Distribution and regional correlation[edit]

The Midland Valley of Scotland, on the Isle of Arran, at Machrihanish, and in the small basins of the Southern Uplands (excluding Solway).

Age and biostratigraphical characterisation[edit]

Westphalian A (Langsettian). SS to RA Miospore zones of Clayton et al. (1977)[4]. The most abundant fauna of the formation is the nonmarine bivalves of the upper Lenisulcata, Communis and lower Modiolaris chronozones (see Trueman and Weir, 1946[5]; Calver, 1969[6]). Genus Carbonicola dominates and includes, for example, in the upper Lenisulcata Chronozone C. extenuata, in the Communis Chronozone C. polmontensis, C. pseudorobusta and C. oslansis, and in the lower Modiolaris Chronozone C. venusta (see Cameron and Stephenson, 1985, fig. 29[7]). The Lowstone Marine Band at the base of the formation is commonly developed as a Lingula band as too is the small group of up to three marine bands present near the top of the Lenisulcata Chronozone.
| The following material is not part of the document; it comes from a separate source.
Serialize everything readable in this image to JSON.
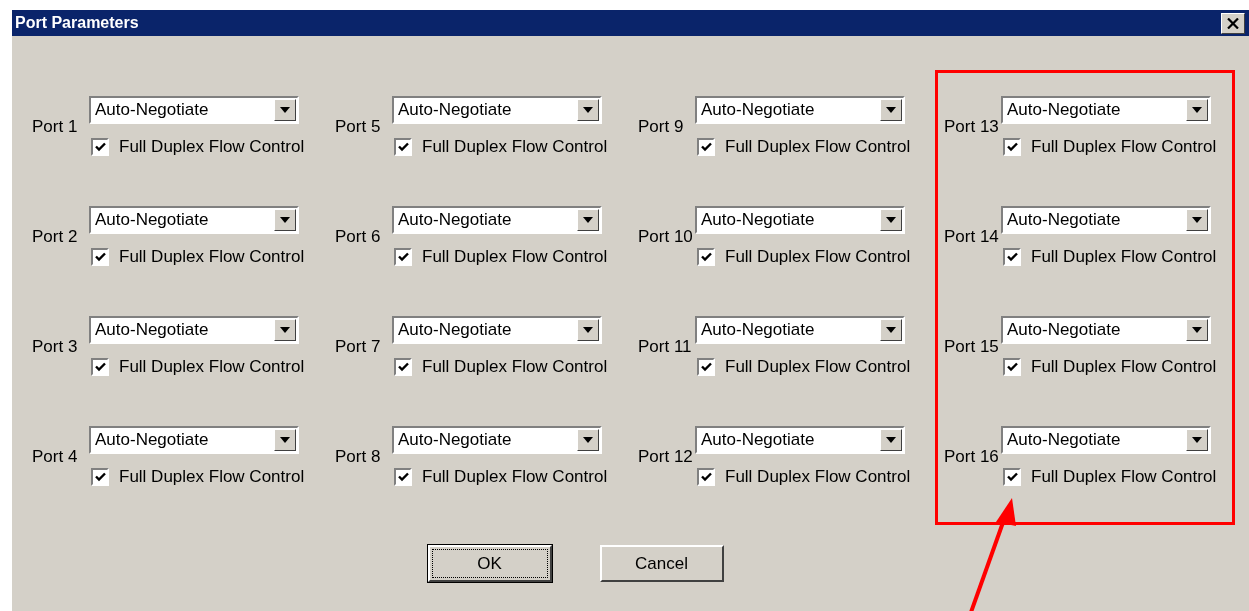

References[edit]

  1. Waters, C N, Browne, M A E, Dean, M T, and Powell, J H.2007.Lithostratigraphical framework for Carboniferous successions of Great Britain (Onshore).British Geological Survey Research Report, RR/07/01
  2. 2.0 2.1 Browne, M A E, Dean, M T, Hall, I H S, McAdam, A D, Monro, S K, and Chisholm, J I.1999.A lithostratigraphical framework for the Carboniferous rocks of the Midland Valley of Scotland.British Geological Survey Research Report, RR/99/07
  3. British Geological Survey.1996.Campbeltown. Scotland Sheet 12, Provisional Series. Solid and Drift 1:50.000. (Keyworth, Nottingham: British Geological Survey.)
  4. Clayton, G, Coquel, R, Doubinger, J, Gueinn, K J, Loboziak, S, Owens, B, and Streel, M.1977.Carboniferous miospores of western Europe: illustration and zonation.Mededelingen. Rijks Geologische Dienst, Vol. 29, 1–71.
  5. Trueman, A E, and Weir, J.1946.A monograph of British Carboniferous nonmarine lamellibranchia.Palaeontographical Society, London, monograph.
  6. Calver, M A.1969.Westphalian of Britain.6e Congres Internationale Stratigraphie et Geologie Carbonifere. Sheffield 1967. Compte Rendu, Vol. 1, 233–254
  7. Cameron, I B, and Stephenson, D.1985.British regional geology: The Midland Valley of Scotland. (London: HMSO for the British Geological Survey.)